→ What to produce: In the data, extract each line that holds the string "shrimp".

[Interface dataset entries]
★ ★ ★ ★

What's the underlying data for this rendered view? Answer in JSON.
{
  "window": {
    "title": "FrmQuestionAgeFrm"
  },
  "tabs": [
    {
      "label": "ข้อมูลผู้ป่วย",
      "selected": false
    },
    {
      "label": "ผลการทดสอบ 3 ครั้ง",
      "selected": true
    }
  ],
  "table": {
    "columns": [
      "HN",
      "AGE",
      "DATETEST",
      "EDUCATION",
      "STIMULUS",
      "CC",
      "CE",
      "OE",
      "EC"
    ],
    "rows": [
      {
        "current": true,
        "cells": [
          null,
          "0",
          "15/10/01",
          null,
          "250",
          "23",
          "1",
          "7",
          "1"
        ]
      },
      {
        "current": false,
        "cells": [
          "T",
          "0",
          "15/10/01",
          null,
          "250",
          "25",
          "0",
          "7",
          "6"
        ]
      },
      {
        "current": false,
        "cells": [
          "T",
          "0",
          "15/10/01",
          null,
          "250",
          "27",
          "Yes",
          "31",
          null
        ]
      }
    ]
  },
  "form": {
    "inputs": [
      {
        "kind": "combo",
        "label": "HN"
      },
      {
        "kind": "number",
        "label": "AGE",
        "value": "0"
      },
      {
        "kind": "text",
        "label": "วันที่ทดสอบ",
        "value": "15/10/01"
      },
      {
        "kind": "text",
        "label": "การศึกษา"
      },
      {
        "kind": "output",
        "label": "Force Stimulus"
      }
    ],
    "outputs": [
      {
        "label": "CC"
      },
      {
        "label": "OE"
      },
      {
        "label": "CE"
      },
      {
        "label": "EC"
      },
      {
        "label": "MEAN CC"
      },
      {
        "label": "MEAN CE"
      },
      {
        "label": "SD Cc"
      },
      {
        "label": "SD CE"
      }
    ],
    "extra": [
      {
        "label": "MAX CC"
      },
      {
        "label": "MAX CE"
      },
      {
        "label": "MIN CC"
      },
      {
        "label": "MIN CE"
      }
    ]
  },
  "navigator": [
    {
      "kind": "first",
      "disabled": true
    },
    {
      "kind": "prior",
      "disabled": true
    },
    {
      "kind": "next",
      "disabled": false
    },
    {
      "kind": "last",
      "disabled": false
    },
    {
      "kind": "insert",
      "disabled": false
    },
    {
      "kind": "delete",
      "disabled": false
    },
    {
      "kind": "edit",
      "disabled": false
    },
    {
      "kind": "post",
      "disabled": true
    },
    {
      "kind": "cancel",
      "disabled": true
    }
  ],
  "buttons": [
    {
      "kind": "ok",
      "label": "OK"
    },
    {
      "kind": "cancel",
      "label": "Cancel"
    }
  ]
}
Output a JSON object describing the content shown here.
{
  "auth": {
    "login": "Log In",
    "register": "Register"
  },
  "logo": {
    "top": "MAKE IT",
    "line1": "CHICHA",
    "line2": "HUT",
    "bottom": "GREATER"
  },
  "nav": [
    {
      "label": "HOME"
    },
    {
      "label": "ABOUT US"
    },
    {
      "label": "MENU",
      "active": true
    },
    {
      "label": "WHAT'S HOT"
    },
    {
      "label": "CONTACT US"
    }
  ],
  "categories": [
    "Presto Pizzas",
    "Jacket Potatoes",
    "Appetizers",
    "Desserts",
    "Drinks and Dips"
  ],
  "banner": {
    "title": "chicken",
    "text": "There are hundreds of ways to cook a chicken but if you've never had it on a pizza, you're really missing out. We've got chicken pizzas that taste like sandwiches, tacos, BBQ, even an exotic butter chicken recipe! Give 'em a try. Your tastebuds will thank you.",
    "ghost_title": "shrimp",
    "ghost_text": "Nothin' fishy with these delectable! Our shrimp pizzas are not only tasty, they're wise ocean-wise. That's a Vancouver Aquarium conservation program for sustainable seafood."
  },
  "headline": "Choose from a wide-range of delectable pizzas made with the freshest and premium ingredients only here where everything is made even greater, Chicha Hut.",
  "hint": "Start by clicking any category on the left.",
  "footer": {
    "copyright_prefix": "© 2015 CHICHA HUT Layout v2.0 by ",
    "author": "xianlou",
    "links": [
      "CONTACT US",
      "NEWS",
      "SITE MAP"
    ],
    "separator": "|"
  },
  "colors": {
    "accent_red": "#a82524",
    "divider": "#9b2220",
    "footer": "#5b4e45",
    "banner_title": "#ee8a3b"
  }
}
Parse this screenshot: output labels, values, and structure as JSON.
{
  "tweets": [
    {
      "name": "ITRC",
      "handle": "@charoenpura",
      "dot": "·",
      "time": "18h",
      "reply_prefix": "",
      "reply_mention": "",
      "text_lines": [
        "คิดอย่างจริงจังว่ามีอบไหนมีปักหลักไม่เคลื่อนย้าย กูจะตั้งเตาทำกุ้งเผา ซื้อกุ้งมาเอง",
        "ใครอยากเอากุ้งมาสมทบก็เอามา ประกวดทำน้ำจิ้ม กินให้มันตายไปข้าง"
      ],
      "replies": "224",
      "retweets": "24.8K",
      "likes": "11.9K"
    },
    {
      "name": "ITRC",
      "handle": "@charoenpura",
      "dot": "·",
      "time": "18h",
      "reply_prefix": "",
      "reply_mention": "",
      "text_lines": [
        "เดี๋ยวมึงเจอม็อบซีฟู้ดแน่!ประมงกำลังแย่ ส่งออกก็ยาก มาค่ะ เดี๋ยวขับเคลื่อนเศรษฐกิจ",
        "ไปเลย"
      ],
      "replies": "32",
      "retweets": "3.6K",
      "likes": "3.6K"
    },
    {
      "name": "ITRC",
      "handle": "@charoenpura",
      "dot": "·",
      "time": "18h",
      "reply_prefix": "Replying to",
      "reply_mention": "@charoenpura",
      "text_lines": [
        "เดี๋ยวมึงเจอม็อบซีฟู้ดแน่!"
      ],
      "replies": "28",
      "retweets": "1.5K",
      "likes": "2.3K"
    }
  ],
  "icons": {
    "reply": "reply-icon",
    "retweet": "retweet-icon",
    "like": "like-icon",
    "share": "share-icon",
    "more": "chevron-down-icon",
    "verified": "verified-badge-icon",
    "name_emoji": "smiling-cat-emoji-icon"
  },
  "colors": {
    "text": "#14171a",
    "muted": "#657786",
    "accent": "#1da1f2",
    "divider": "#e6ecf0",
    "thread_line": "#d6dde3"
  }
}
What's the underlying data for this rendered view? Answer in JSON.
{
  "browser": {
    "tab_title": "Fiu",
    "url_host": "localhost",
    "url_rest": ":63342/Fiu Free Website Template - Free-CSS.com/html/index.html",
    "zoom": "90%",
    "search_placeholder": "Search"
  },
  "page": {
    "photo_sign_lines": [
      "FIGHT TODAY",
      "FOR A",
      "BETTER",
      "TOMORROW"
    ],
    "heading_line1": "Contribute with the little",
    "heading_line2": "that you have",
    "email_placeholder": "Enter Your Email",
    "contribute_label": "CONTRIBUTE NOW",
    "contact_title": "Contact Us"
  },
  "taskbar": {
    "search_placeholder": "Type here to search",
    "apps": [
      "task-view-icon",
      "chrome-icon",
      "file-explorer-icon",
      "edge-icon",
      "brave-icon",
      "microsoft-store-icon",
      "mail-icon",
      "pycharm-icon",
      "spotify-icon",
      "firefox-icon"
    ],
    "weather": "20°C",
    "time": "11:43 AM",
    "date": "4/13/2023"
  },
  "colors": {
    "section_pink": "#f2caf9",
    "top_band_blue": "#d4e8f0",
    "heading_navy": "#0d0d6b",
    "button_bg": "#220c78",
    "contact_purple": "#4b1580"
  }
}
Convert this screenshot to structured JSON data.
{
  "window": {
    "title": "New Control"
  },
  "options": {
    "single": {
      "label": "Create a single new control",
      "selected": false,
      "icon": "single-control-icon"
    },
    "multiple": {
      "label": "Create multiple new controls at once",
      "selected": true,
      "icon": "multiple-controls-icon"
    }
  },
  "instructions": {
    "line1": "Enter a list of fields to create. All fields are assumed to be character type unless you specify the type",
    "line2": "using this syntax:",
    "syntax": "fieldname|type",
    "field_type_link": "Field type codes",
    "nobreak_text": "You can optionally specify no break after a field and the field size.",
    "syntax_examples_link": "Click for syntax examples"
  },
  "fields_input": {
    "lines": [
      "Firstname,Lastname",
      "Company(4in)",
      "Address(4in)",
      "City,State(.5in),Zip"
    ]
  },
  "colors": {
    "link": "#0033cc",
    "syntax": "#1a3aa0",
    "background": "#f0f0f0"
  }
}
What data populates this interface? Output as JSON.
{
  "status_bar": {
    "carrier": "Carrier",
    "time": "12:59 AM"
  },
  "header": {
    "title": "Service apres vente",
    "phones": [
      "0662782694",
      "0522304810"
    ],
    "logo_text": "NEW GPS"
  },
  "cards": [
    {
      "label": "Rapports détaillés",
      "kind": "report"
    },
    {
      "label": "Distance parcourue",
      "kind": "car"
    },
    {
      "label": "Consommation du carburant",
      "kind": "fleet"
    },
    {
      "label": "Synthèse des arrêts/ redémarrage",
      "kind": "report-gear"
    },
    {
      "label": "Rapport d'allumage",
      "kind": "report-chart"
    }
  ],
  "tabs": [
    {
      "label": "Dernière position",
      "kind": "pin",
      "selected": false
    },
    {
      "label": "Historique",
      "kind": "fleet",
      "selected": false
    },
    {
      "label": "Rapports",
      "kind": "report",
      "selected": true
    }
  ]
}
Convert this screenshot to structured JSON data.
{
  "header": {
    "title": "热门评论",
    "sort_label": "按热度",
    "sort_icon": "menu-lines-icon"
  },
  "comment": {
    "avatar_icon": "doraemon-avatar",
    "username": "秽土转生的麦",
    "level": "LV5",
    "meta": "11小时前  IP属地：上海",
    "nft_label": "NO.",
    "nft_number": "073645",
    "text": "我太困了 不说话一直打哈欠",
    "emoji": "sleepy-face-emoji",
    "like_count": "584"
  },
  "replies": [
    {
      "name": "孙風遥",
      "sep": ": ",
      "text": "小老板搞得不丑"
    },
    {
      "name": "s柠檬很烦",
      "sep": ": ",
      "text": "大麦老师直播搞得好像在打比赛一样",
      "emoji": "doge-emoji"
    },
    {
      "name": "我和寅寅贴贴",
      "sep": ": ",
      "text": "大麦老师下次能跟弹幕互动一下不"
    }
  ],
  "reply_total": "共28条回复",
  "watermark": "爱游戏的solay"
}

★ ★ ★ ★

→ Written solution:
    "ghost_title": "shrimp",
    "ghost_text": "Nothin' fishy with these delectable! Our shrimp pizzas are not only tasty, they're wise ocean-wise. That's a Vancouver Aquarium conservation program for sustainable seafood."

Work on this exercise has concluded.